My tentative list, again just a starting point for DD project and not a rec: American Bonanza, Metanor, Armistice, Golden Band, Carpathian, Gyphon, Scorpio Gold, Tirex, Sutter Gold, Caledonia, Atna, Bralorne, NWM, Timberline, Alhambra, Orosur, Oroco, Luna, Rambler, Gold Ore, Crocodile, CMC Metals, UC Resources and Abcourt Mines.
Great link in and of itself, but I think it confirms what I've been feeling in my bones....look at the volume of deals in April, then May, and then June, then July and August is off the scale - money is coming back into the Junior sector in a big big way, and this deal flow list is possible the best visualization I've come across.
Looking at the column on far right - August is mostly closed deals....April/May was all proposals, nothing closing.
Arian Silver might fit your list. They were mining under a contract milling arrangement. Then lost their mill. Now have a letter of intent for a newer and better one.
Been diving back into the list and already seeing a few that have altered significantly for the worse over the last 6 months, for reasons other than price - and they are all worse on that metric. I've only kept up closely on a few in the interim, in part focusing on other parts of the market. There was little point in fighting an outgoing tide. I'm feeling a disturbance in the force now though and it's a little bit exciting, especially at these prices.

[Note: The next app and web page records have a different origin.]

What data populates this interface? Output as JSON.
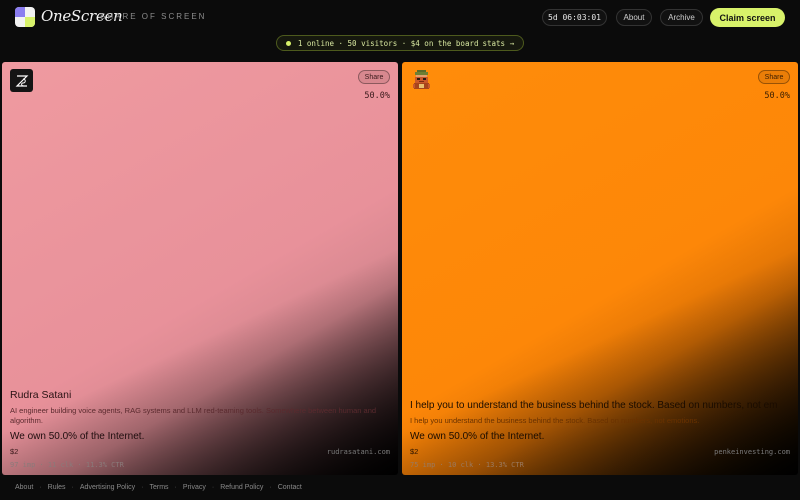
{
  "header": {
    "logo_text": "OneScreen",
    "tagline": "SHARE OF SCREEN",
    "countdown": "5d 06:03:01",
    "nav": {
      "about": "About",
      "archive": "Archive"
    },
    "claim_label": "Claim screen"
  },
  "stats": {
    "text": "1 online · 50 visitors · $4 on the board",
    "link": "stats →"
  },
  "panels": [
    {
      "avatar_glyph": "ZS",
      "avatar_icon": "user-monogram-icon",
      "share_label": "Share",
      "share_pct": "50.0%",
      "title": "Rudra Satani",
      "description": "AI engineer building voice agents, RAG systems and LLM red-teaming tools. Somewhere between human and algorithm.",
      "own": "We own 50.0% of the Internet.",
      "price": "$2",
      "domain": "rudrasatani.com",
      "metrics": "97 imp · 11 clk · 11.3% CTR",
      "bg_color": "#ef9aa0"
    },
    {
      "avatar_icon": "pixel-character-icon",
      "share_label": "Share",
      "share_pct": "50.0%",
      "title": "I help you to understand the business behind the stock. Based on numbers, not em",
      "description": "I help you understand the business behind the stock. Based on numbers, not emotions.",
      "own": "We own 50.0% of the Internet.",
      "price": "$2",
      "domain": "penkeinvesting.com",
      "metrics": "75 imp · 10 clk · 13.3% CTR",
      "bg_color": "#ff8c0a"
    }
  ],
  "footer": {
    "links": [
      "About",
      "Rules",
      "Advertising Policy",
      "Terms",
      "Privacy",
      "Refund Policy",
      "Contact"
    ]
  },
  "colors": {
    "accent": "#d8f26a",
    "background": "#0b0b0b"
  }
}
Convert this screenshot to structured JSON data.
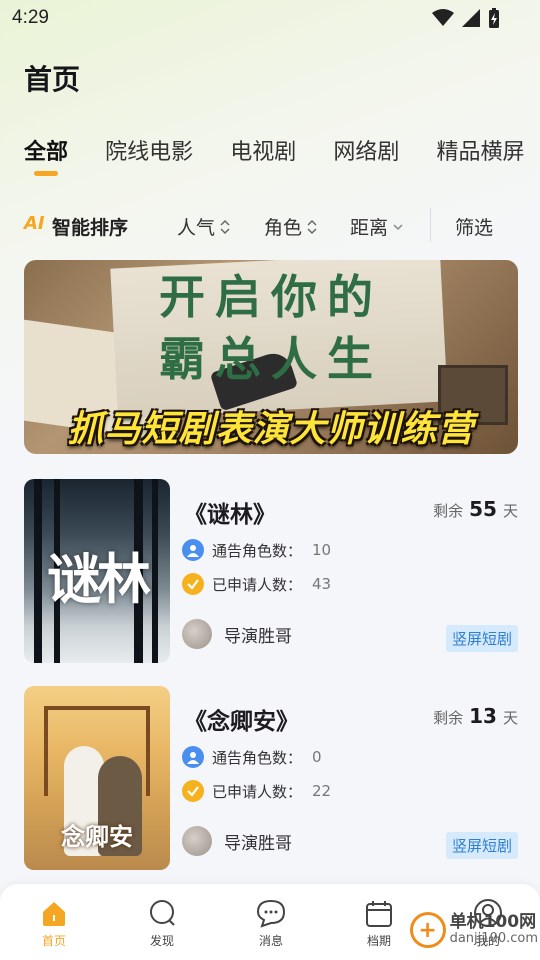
{
  "status": {
    "time": "4:29"
  },
  "header": {
    "title": "首页"
  },
  "tabs": [
    {
      "label": "全部"
    },
    {
      "label": "院线电影"
    },
    {
      "label": "电视剧"
    },
    {
      "label": "网络剧"
    },
    {
      "label": "精品横屏"
    }
  ],
  "sort": {
    "ai_badge": "AI",
    "ai_label": "智能排序",
    "items": [
      {
        "label": "人气"
      },
      {
        "label": "角色"
      },
      {
        "label": "距离"
      }
    ],
    "filter_label": "筛选"
  },
  "banner": {
    "title_line1": "开启你的",
    "title_line2": "霸总人生",
    "subtitle": "抓马短剧表演大师训练营"
  },
  "projects": [
    {
      "title": "《谜林》",
      "poster_text": "谜林",
      "remaining_label": "剩余",
      "remaining_days": "55",
      "days_unit": "天",
      "roles_label": "通告角色数：",
      "roles_count": "10",
      "applied_label": "已申请人数：",
      "applied_count": "43",
      "director": "导演胜哥",
      "tag": "竖屏短剧"
    },
    {
      "title": "《念卿安》",
      "poster_text": "念卿安",
      "remaining_label": "剩余",
      "remaining_days": "13",
      "days_unit": "天",
      "roles_label": "通告角色数：",
      "roles_count": "0",
      "applied_label": "已申请人数：",
      "applied_count": "22",
      "director": "导演胜哥",
      "tag": "竖屏短剧"
    }
  ],
  "tabbar": [
    {
      "label": "首页",
      "icon": "home-icon"
    },
    {
      "label": "发现",
      "icon": "search-icon"
    },
    {
      "label": "消息",
      "icon": "chat-icon"
    },
    {
      "label": "档期",
      "icon": "calendar-icon"
    },
    {
      "label": "我的",
      "icon": "profile-icon"
    }
  ],
  "watermark": {
    "brand": "单机100网",
    "url": "danji100.com"
  },
  "colors": {
    "accent": "#f5a623",
    "tag_bg": "#d5eafc",
    "tag_text": "#2f7fd4"
  }
}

Miners are priced worse than late '08 in some cases, but with significant development work done and a really nice POG. As with the dot.com companies, this feels like a 2.0 version - crap that roared forward in '09 isn't going to necessarily catch the breaks this time around. For sure there is a lot of crap on my list, but I plan to inspect every last piece of pooh. If you know of any with a great project but crappy mgmt - that's really what I'm looking for - these Canadian miners are over rife with incompetent/self-dealing mgmt.
MetCoal - any thoughts on Cardero's met coal project in BC?
Pickaxe - metcoal was the commodity that originally got me looking at the Canadian resource stocks, but I've moved farther and farther away from it - it's so tied to economic expansion and I'm not overly sanguine about prospects there. I am familiar with that Peace River area and one big problem up there is skilled labor scarcity. Most of the companies don't discuss that publicly, but it's their #1 private complaint. There are many mines in the area, and it isn't a really great place to live....so they wind up scalping each others employees which is harsh on labor costs. And then they wind up having to hire less than skilled workers - and they can botch up operations in a million different surprising ways. Plus BC isn't the greatest these days with gov't regs. I'm not overly familiar with Cardero or it's project - but those are major issues up around Tumbler Ridge.